Numerous reports celebrate the diligence of the Lingshui County PAFD Political Commissar Colonel Xing Jincheng on building up the maritime militia under his authority. After transferring to the Lingshui PAFD from his position as deputy political commissar of a PLA regiment, Colonel Xing expressed an unwillingness to relax in an easy “reserves” job. Dismissing suggestions that he rest after a long career, and ride out his final posting on Hainan’s scenic southern coast, Xing is lionized for instead devoting great energy to enforcing strict discipline in the PAFD staff and in building the Lingshui Maritime Militia. Extensive media coverage of Xing puts his efforts in the context of the latest PLA reforms; and the growing mission role of maritime rights protection, extending down to even grassroots PAFDs.
Other reports indicate that local government officials must fulfill their responsibilities in supporting national defense mobilization work as a key function of their position or else risk losing their jobs. For example, an article in the November 2016 issue of China’s Militia featuring Guangxi Autonomous Region’s efforts in this respect included an unattributed quote referencing military work by local civilian government and Party leaders: “[those] who don’t stress the importance of and cannot grasp armed forces work are incompetent and derelict in their duties.” The article then explains how Guangxi Party and government officials have increased their maritime militia force in response to the growing mission of rights protection in the South China Sea. China has raised Military-Civilian Fusion to the level of national strategy, as documented in the 2013 doctrinal volume Science of Military Strategy.

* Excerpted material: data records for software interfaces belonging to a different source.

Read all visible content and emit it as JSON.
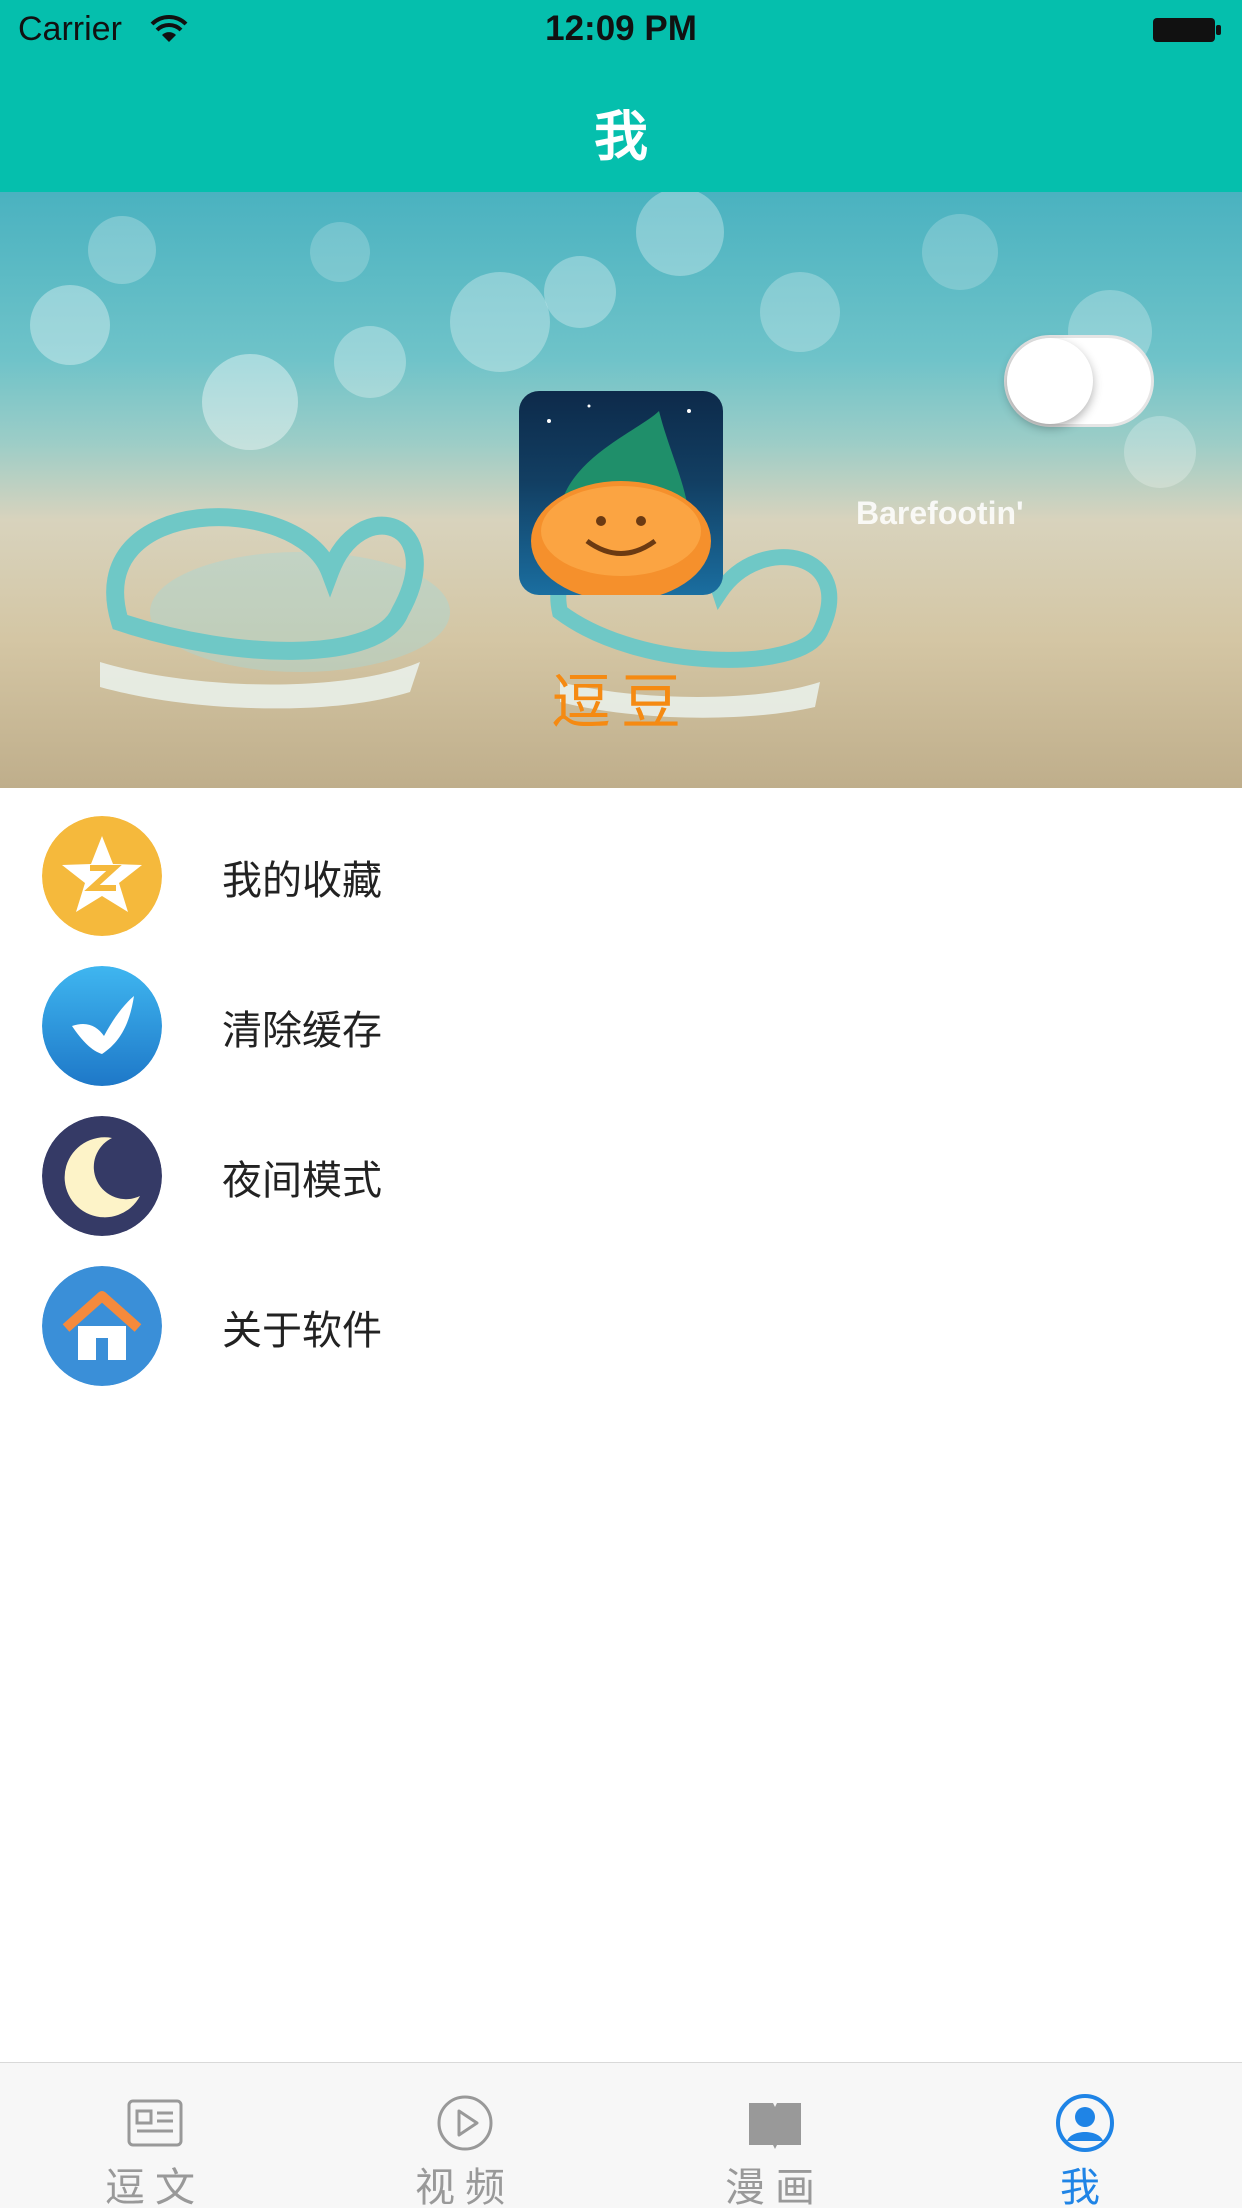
{
  "status_bar": {
    "carrier": "Carrier",
    "time": "12:09 PM"
  },
  "nav": {
    "title": "我"
  },
  "profile": {
    "nickname": "逗豆",
    "banner_watermark": "Barefootin'"
  },
  "menu": {
    "items": [
      {
        "label": "我的收藏",
        "icon": "qzone-star-icon"
      },
      {
        "label": "清除缓存",
        "icon": "bird-icon"
      },
      {
        "label": "夜间模式",
        "icon": "moon-icon",
        "toggle": false
      },
      {
        "label": "关于软件",
        "icon": "home-icon"
      }
    ]
  },
  "tabs": [
    {
      "label": "逗文",
      "icon": "news-icon",
      "active": false
    },
    {
      "label": "视频",
      "icon": "play-icon",
      "active": false
    },
    {
      "label": "漫画",
      "icon": "book-icon",
      "active": false
    },
    {
      "label": "我",
      "icon": "user-icon",
      "active": true
    }
  ],
  "colors": {
    "accent": "#05bfad",
    "nickname": "#f58a12",
    "tab_active": "#1f84e6",
    "tab_inactive": "#999999"
  }
}
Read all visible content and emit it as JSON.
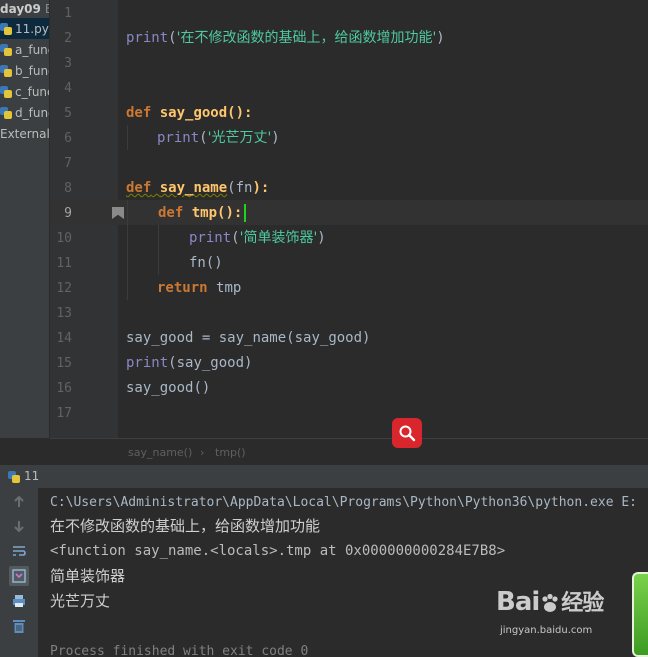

As a result, officials in coastal provinces can be subject to performance metrics in construction of “maritime mobilization forces” (such as maritime militia) when considered for career advancement.
By Conor M. Kennedy and Andrew S. Erickson